* [Material supplied]:
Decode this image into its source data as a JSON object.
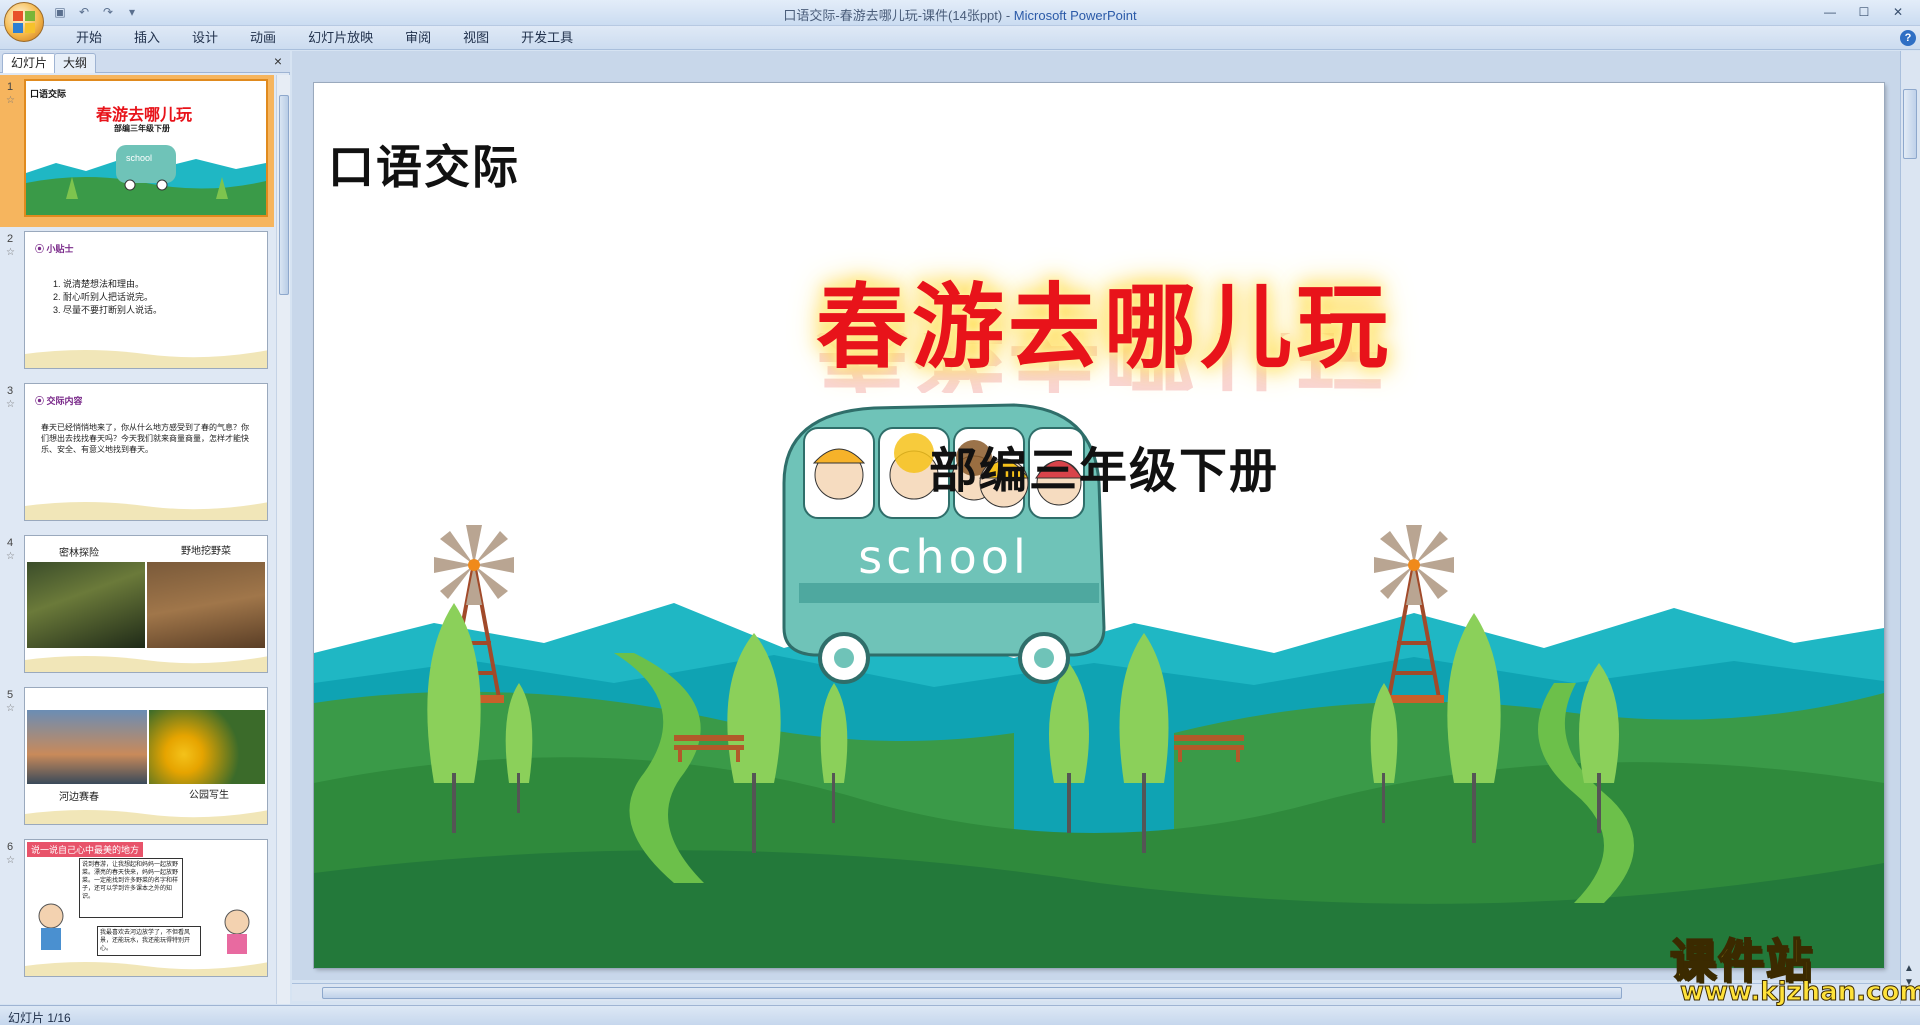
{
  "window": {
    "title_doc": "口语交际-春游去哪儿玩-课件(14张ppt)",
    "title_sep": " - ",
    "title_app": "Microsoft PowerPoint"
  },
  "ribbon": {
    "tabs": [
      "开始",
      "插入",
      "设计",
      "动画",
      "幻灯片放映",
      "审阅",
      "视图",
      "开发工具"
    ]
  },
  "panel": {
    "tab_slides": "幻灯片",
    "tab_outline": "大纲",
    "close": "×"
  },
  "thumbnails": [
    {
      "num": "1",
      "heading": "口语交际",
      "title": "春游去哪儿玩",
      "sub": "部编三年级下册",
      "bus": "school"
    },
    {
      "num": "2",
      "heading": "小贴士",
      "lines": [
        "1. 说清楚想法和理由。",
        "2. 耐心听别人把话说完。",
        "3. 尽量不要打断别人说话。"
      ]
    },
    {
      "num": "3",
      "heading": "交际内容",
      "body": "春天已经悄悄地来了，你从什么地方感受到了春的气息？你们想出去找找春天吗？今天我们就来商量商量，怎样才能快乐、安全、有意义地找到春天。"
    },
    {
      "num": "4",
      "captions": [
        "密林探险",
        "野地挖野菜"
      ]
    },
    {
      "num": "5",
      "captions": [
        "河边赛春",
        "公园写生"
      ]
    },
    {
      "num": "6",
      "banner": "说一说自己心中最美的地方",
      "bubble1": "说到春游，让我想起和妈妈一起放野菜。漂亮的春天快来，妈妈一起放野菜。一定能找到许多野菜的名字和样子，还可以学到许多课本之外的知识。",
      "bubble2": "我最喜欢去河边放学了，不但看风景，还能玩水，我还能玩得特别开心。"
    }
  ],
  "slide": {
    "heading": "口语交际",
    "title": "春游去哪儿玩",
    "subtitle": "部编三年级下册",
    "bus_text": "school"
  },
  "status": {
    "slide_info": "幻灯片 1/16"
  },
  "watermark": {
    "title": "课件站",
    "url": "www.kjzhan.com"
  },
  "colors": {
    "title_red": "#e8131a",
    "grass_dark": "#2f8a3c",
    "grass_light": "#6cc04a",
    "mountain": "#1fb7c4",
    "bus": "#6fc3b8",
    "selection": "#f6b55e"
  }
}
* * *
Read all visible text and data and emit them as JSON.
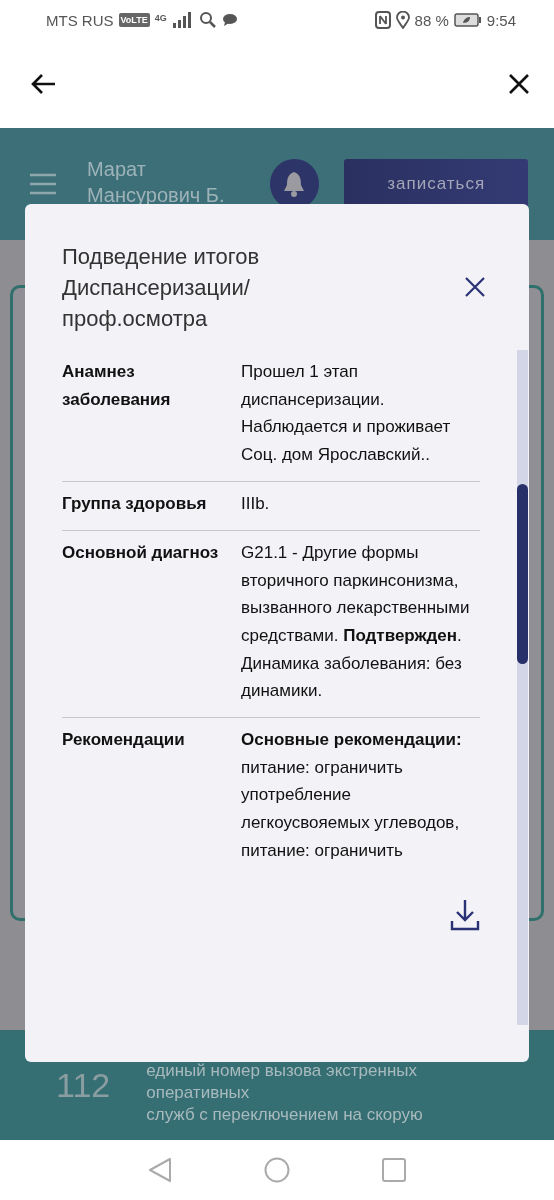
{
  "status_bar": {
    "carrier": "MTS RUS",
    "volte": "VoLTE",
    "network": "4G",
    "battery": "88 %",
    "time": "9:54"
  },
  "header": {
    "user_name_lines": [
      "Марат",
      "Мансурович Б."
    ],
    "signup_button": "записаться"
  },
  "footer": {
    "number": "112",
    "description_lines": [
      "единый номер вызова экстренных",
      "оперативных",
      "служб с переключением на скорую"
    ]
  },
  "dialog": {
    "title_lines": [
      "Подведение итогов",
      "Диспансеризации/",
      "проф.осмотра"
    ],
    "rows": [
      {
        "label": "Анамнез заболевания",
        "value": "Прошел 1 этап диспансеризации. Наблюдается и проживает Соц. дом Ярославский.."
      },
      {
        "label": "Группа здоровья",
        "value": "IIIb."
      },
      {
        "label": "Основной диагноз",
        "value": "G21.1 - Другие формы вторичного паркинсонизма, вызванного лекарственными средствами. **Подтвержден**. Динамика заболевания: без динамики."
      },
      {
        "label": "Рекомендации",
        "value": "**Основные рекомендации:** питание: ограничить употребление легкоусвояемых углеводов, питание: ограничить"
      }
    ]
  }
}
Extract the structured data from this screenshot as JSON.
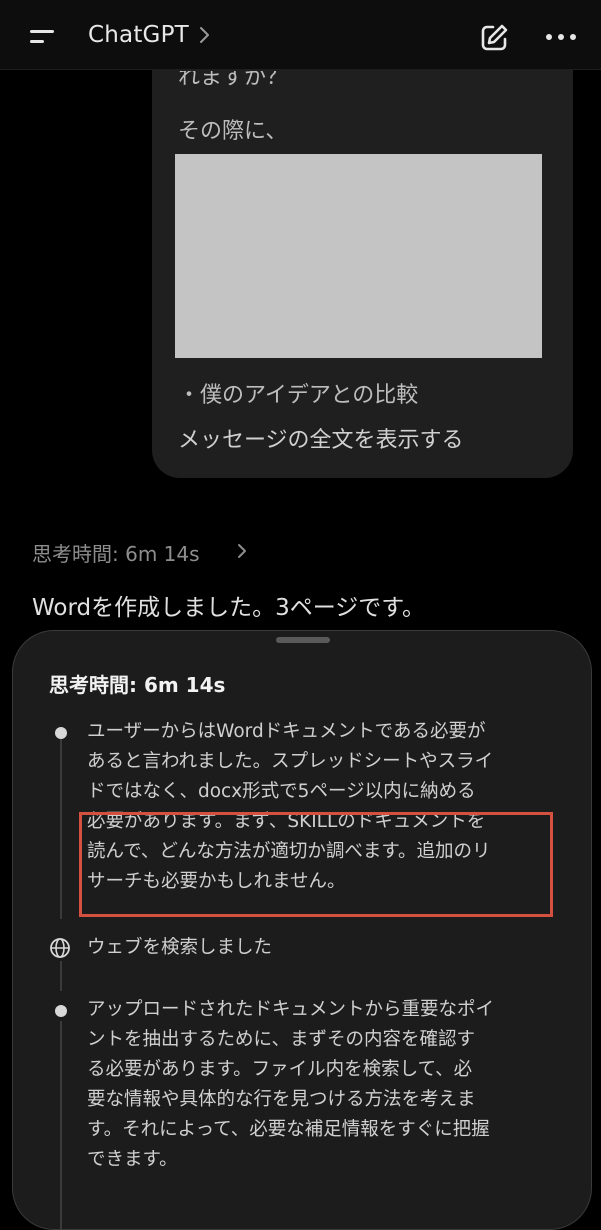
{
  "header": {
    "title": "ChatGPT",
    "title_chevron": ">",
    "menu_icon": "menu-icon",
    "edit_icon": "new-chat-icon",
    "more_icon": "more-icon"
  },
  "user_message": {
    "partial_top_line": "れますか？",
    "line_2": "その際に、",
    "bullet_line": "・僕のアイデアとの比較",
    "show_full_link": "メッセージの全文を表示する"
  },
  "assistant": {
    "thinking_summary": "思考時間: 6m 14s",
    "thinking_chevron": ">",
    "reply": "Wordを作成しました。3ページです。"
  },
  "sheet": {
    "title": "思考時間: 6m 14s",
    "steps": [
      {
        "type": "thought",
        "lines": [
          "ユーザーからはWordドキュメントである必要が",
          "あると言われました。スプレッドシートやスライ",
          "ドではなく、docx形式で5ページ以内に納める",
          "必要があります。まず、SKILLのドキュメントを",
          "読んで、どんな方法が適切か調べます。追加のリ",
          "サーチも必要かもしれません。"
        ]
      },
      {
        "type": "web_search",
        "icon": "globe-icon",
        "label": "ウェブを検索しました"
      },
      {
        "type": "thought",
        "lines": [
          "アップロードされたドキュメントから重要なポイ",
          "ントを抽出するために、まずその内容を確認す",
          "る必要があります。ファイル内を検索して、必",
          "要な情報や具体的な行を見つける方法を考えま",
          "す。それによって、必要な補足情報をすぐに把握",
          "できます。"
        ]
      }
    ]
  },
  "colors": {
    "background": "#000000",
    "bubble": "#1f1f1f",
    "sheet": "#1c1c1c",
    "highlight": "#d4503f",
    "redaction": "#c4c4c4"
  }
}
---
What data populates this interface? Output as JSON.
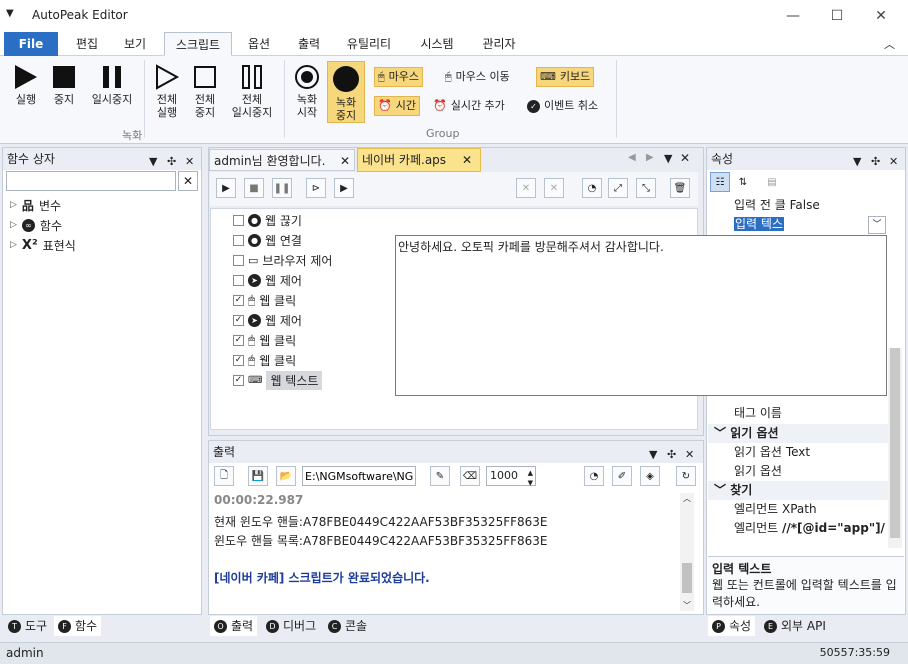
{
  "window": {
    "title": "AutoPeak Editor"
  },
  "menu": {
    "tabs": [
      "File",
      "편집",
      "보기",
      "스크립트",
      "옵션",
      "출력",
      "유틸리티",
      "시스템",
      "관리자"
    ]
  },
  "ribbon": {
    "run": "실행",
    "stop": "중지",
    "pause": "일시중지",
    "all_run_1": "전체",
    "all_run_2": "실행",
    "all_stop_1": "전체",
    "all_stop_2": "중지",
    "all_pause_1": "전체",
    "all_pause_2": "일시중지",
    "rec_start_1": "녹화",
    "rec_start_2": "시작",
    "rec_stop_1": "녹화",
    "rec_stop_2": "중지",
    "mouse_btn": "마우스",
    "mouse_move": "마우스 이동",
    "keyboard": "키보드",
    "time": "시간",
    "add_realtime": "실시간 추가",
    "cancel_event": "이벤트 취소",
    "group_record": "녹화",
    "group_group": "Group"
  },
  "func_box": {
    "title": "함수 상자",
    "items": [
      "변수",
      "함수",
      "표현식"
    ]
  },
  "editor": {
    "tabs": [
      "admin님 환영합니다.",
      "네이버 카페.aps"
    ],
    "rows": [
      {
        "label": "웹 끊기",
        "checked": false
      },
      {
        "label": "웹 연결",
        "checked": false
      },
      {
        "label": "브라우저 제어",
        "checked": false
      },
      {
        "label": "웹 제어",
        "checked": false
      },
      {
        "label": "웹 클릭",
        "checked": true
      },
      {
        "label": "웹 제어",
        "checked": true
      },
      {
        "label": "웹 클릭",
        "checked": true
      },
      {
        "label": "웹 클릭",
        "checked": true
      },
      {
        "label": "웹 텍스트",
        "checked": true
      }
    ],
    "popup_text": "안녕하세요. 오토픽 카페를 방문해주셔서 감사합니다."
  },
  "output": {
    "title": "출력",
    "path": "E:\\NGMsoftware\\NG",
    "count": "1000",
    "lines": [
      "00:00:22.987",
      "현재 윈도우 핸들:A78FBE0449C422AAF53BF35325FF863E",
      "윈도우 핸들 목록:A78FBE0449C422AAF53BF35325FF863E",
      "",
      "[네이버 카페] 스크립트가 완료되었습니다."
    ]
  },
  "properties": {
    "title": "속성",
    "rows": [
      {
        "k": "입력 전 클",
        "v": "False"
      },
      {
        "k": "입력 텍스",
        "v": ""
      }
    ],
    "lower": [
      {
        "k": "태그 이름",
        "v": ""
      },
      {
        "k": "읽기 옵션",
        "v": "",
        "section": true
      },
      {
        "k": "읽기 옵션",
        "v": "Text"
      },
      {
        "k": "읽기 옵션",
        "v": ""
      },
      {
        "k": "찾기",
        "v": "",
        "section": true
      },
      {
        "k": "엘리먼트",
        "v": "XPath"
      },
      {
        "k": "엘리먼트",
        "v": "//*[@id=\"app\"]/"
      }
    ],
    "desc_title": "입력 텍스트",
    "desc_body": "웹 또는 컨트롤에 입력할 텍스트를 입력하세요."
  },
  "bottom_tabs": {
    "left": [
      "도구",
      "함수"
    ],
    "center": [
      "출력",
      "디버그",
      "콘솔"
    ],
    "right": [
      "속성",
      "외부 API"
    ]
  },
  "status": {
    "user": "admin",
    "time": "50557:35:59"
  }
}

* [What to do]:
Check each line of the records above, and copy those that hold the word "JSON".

* [Solution for this task]:
Decode this image into its source data as a JSON object.
Read all visible text and data and emit them as JSON.
Extract the structured data from this screenshot as JSON.
What data populates this interface? Output as JSON.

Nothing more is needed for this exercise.